Neural encoding of sound source location in the presence of a concurrent, spatially separated source
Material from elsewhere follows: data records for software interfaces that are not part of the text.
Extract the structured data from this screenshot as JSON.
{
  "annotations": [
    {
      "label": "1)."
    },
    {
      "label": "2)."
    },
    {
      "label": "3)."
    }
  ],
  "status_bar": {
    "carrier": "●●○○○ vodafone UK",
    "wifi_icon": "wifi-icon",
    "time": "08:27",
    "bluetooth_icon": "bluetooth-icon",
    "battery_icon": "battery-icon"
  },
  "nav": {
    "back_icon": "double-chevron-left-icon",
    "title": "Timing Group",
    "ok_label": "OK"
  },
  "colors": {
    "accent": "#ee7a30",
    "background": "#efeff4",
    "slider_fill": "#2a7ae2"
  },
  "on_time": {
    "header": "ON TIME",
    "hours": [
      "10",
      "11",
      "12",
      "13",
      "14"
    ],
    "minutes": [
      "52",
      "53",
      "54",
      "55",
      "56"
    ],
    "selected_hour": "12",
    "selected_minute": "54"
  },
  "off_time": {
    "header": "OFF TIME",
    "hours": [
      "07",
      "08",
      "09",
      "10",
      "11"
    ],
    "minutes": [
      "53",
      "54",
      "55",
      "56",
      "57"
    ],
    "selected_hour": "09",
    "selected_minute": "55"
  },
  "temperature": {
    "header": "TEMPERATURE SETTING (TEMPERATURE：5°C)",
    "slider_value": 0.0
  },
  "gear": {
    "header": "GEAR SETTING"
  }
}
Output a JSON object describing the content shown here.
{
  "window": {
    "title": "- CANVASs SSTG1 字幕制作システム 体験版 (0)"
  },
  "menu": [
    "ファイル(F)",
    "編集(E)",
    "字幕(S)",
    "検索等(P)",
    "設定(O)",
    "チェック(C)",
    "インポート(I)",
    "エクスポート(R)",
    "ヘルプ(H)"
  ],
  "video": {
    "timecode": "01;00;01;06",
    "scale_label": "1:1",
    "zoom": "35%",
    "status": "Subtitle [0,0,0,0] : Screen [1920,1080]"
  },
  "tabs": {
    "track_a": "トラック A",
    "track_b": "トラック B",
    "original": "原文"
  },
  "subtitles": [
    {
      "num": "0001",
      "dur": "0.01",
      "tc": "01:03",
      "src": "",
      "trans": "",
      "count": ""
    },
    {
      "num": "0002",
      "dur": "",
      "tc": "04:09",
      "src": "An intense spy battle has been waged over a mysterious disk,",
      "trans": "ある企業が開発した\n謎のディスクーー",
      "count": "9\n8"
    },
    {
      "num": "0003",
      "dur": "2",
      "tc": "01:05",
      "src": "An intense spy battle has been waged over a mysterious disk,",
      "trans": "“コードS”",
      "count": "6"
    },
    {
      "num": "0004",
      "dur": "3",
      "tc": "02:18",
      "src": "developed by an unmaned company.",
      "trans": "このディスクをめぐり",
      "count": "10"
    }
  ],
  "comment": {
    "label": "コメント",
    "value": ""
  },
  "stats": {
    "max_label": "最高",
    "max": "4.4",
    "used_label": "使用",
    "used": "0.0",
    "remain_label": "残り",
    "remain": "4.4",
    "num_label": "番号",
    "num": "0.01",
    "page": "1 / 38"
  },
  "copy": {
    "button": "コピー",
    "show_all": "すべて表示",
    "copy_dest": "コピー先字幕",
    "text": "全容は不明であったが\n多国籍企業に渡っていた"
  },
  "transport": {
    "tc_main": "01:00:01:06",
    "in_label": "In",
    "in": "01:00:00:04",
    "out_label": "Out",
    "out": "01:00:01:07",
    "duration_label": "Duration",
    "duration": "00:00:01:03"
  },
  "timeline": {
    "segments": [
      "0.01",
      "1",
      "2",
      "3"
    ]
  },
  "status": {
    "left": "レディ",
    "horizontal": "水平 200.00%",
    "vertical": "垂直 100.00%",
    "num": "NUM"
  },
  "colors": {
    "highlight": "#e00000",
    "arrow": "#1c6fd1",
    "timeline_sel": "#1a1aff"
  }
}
In the presence of multiple, spatially separated sound sources, the binaural cues used for sound localization in the horizontal plane become distorted from the cues from each sound in isolation, yet localization in everyday multisource acoustic environments remains robust. We examined changes in the azimuth tuning functions of inferior colliculus (IC) neurons in unanesthetized rabbits to a target broadband noise when a concurrent broadband noise interferer was presented at different locations in virtual acoustic space. The presence of an interferer generally degraded sensitivity to target azimuth and distorted the shape of the tuning function, yet most neurons remained significantly sensitive to target azimuth and maintained tuning function shapes somewhat similar to those for the target alone. Using binaural cue manipulations in virtual acoustic space, we found that single-source tuning functions of neurons with high best frequencies (BFs) were primarily determined by interaural level differences (ILDs) or monaural level, with a small influence of interaural time differences (ITDs) in some neurons. However, with a centrally located interferer, the tuning functions of most high-BF neurons were strongly influenced by ITDs as well as ILDs. Model-based analysis showed that the shapes of these tuning functions were in part produced by decorrelation of the left and right cochlea-induced envelopes that occurs with source separation. The strong influence of ITD on the tuning functions of high-BF neurons poses a challenge to the “duplex theory” of sound localization and suggests that ITD may be important for localizing high-frequency sounds in multisource environments.